Sunday, December 9, 2007
Karaoke Kichigai (Crazy for Karaoke)
Karaoke (singing popular songs to pre-recorded backing tracks) was invented in Japan. It means “empty orchestra” and is pronounced as kah-rah-okay, not karey-okie, as has been adopted in the United States.
I first discovered karaoke in Japantown (Nihonmachi) in San Francisco in the late 1970s. I was a frustrated vocalist who had performed for peanuts (and less) in a number of bands. And I was also a rabid Japanophile who couldn’t get enough of studying Nihongo (the Japanese language). So I jumped at the chance to be able to learn Japanese pop songs (J-pop) and perform them without the need for backup musicians who were often either too messed up to play or plain just didn’t even show up for a gig. Singing in Japanese was easier than speaking it, and it was fun to pretend to be fluent for the duration of a song. I honed my skills at karaoke bars in Japantown and even briefly worked at one as a singing bar hostess. Soon I was performing in Japanese karaoke recitals and contests, usually the lone female Caucasian in the group, and racked up a few trophies and prizes.
At that time I was singing songs by the pop idols of the day—Akina Nakamori and Seiko Matsuda. I also tried my hand at learning enka, a more traditional type of singing and did songs by Masako Mori and Sayuri Ishikawa. When I moved to Tokyo I appeared on a wacky television show that was a karaoke contest for foreigners (gaijin) (see picture). I even had my own backup dancers, way before Gwen Stefani and her Harajuku Girls.
I continued singing in Japanese and when I returned to California I eventually even got my own home laser-disc karaoke set. But laser discs fell out of favor and died along with eight-tracks, Betamax, and the Apple Newton. Now there were “karaoke boxes,” establishments that supplied small rooms rented by the hour where you could sing your heart out, choosing from thousands of songs; there was no need to buy your own.
In 2002 I auditioned for NHK TV’s “Nodo Jiman” (“Brag Your Throat”) program when it came to San Francisco. I was one of the twelve finalists and performed Teresa Teng’s “Kuu-koo” (“Airport”), broadcast live by satellite all over the world from Bill Graham Auditorium.

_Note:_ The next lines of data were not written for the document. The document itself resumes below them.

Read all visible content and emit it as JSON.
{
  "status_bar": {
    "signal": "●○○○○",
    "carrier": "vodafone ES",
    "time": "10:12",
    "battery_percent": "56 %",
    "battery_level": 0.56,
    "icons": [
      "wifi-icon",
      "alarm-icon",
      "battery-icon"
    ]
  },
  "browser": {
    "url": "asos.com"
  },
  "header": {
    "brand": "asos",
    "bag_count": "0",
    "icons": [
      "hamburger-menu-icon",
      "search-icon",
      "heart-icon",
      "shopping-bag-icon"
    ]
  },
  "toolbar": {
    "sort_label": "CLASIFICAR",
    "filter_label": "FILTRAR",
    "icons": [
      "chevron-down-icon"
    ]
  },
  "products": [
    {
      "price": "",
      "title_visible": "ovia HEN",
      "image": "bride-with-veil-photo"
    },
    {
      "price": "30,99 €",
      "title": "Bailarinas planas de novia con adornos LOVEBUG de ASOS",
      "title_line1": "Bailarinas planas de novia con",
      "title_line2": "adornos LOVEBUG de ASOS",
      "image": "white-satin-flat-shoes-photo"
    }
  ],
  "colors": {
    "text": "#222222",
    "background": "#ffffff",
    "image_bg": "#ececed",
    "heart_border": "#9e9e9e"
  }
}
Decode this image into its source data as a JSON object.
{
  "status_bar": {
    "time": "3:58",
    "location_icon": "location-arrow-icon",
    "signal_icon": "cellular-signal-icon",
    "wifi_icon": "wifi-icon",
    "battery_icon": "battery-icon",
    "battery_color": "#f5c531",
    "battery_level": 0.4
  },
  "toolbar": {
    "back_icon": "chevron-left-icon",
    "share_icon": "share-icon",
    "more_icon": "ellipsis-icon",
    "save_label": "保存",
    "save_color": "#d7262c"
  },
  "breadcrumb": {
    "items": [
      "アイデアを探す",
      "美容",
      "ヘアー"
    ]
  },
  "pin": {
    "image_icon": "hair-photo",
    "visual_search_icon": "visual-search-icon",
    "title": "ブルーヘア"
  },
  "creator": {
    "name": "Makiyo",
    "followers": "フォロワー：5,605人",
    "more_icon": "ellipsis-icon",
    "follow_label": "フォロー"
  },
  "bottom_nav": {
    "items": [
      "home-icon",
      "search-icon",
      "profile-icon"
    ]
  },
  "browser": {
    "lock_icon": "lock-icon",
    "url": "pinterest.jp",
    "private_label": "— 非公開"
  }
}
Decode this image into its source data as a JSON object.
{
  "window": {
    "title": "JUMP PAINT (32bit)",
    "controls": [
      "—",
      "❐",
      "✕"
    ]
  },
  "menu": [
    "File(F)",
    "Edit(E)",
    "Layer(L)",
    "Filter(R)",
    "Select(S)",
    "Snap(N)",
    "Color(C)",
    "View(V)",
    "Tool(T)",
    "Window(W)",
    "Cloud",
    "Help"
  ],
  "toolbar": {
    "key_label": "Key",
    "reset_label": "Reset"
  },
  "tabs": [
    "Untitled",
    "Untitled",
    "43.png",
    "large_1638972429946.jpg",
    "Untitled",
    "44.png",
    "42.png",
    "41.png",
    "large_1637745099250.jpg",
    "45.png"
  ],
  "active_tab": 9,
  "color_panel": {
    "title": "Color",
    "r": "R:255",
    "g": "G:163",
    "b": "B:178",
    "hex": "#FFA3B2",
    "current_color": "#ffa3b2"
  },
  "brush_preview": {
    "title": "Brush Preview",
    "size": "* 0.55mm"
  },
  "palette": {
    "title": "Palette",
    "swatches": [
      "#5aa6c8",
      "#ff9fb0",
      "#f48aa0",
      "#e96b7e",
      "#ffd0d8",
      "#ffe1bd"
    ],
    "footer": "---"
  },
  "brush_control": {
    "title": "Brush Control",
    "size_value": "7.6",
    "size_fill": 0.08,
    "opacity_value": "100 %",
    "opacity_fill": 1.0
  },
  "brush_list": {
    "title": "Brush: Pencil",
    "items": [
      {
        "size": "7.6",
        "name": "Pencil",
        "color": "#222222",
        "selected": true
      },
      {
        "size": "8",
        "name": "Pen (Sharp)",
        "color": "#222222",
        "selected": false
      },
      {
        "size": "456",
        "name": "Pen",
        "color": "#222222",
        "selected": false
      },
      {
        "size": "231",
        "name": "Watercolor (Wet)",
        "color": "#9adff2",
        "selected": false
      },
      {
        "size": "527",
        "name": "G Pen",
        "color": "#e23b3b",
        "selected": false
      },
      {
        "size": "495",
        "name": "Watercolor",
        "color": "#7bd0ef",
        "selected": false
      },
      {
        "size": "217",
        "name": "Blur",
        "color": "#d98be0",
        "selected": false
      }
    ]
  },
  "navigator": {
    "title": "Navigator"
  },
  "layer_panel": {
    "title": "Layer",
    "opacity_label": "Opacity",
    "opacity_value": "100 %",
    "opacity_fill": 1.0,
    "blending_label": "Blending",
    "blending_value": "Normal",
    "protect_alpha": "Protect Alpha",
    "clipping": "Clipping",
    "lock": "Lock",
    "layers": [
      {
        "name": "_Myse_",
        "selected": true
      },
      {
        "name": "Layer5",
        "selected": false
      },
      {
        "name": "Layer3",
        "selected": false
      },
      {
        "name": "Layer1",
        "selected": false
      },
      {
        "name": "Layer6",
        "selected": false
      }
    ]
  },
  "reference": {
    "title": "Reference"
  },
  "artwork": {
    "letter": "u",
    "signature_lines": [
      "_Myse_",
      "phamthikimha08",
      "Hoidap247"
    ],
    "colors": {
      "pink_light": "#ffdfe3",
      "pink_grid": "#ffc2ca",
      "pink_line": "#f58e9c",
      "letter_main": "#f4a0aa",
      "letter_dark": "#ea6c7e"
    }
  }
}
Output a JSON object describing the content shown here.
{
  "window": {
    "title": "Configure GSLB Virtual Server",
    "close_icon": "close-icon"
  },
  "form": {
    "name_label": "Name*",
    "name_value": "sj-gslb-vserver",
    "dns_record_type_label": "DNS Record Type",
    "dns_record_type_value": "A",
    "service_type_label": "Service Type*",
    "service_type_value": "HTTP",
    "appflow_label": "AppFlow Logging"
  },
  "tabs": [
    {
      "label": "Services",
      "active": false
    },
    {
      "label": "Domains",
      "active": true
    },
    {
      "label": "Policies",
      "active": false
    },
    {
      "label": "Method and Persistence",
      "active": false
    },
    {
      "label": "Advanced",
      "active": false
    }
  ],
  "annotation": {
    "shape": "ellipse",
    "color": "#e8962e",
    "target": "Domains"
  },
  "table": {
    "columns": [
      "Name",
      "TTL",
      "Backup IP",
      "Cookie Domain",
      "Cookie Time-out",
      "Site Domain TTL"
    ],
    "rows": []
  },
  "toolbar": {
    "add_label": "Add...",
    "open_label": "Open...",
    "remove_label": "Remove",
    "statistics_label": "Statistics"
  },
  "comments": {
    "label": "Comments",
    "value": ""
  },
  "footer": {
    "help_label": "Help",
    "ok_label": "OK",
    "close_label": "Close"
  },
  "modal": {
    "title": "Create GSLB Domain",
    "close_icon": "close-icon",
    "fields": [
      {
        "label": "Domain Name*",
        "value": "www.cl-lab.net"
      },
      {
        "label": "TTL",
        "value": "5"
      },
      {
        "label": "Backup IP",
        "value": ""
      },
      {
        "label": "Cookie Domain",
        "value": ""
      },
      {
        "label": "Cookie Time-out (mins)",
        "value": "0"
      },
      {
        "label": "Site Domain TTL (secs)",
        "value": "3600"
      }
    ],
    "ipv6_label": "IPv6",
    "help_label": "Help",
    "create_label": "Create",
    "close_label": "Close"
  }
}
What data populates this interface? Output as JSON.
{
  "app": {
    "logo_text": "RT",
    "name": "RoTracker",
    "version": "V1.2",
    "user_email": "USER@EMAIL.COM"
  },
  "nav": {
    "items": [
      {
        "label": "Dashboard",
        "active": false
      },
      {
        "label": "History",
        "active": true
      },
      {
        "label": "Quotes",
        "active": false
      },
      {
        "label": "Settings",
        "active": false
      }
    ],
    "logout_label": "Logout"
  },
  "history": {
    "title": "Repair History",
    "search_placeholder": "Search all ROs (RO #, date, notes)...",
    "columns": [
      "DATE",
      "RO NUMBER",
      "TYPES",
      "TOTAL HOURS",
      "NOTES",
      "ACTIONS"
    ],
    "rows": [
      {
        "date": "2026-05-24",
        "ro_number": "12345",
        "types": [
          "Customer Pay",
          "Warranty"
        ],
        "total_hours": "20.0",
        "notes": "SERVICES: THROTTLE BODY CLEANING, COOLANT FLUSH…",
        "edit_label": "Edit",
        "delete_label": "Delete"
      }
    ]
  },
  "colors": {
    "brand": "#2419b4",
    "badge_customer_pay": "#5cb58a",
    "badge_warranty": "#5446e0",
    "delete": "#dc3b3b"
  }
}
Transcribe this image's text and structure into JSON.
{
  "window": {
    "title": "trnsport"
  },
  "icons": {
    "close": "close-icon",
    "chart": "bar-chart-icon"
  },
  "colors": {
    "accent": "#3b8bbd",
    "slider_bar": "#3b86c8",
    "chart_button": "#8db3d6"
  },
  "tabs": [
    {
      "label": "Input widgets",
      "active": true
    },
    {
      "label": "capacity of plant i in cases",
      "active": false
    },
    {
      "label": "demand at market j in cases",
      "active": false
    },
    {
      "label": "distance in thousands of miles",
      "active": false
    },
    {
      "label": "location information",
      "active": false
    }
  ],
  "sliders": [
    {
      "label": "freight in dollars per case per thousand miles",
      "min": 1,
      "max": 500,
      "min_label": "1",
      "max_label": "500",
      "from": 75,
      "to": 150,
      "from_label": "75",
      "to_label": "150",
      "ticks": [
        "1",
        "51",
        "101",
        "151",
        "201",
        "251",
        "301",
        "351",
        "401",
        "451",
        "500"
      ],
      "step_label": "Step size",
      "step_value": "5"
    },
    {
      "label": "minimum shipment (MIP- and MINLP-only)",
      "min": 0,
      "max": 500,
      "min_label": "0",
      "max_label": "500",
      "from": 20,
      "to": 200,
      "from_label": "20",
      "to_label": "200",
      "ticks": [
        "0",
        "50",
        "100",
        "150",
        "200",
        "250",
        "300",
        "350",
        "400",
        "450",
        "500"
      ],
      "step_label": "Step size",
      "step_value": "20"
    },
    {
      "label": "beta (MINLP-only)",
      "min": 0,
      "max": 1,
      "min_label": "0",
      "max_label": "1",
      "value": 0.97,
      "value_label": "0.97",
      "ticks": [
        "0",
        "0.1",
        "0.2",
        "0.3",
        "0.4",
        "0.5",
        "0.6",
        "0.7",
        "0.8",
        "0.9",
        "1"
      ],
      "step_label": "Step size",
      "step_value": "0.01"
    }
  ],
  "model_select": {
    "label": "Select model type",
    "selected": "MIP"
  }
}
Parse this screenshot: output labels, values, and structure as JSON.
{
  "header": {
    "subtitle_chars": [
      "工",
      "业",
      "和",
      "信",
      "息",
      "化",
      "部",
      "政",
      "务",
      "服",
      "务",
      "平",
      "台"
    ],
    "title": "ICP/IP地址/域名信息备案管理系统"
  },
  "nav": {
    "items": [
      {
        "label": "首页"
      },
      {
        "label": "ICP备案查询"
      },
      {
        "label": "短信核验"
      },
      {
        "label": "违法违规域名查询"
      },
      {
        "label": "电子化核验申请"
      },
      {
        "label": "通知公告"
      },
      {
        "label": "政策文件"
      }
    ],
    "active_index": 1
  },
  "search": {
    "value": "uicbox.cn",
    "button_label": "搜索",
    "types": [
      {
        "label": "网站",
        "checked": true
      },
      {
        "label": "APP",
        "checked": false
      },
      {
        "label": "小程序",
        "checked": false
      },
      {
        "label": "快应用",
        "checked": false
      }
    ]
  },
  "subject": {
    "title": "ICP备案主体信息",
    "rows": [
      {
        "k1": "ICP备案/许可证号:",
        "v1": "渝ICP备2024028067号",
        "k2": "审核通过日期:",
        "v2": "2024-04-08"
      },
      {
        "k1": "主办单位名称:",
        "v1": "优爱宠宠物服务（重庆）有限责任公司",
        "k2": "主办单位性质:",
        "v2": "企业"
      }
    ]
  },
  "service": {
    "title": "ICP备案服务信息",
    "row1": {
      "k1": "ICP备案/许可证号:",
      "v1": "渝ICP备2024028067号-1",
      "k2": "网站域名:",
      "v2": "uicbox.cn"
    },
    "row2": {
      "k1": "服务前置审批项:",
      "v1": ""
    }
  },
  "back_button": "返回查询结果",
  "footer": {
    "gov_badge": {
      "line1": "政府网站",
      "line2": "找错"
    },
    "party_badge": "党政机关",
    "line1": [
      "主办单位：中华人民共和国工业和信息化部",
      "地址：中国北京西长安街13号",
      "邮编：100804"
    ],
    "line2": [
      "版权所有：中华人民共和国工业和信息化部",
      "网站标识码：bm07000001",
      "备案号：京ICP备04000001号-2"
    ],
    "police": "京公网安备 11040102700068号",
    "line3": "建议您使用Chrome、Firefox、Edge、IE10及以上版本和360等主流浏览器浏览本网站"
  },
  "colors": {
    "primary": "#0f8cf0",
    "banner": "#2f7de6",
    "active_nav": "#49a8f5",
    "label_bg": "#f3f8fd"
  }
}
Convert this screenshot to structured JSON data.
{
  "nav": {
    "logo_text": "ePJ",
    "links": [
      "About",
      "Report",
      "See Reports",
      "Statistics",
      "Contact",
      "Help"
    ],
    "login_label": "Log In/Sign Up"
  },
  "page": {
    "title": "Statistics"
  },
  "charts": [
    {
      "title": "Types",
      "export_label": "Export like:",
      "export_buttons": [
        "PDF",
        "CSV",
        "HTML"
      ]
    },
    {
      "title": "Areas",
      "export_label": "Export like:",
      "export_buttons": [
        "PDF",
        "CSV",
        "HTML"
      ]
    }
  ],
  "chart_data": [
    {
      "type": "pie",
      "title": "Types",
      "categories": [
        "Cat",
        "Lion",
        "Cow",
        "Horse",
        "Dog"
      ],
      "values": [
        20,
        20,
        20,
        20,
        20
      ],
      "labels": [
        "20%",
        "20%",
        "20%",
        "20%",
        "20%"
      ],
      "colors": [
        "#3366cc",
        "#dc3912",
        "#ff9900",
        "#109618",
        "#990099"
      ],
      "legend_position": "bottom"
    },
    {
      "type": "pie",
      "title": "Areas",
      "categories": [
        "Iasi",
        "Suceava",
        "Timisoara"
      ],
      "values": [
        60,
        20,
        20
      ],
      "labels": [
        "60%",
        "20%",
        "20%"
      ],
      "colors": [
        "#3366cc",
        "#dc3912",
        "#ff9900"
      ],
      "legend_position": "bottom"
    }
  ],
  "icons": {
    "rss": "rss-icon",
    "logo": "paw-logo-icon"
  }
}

Now, promoting my debut novel, MIDORI BY MOONLIGHT, I am still singing in Japanese. My heroine in the book, Midori Saito, ends up working at a karaoke lounge in Japantown and we want to give readers the opportunity to hear some Japanese music. So at some of my book events my husband, Manabu “Stokemaster” Tokunaga backs me up on electronic keyboard and I perform “Shura no Hana,” a Japanese song made popular in the Quentin Tarantino film, “Kill Bill,” and sung by Mieko Kaji, as well as other Japanese favorites.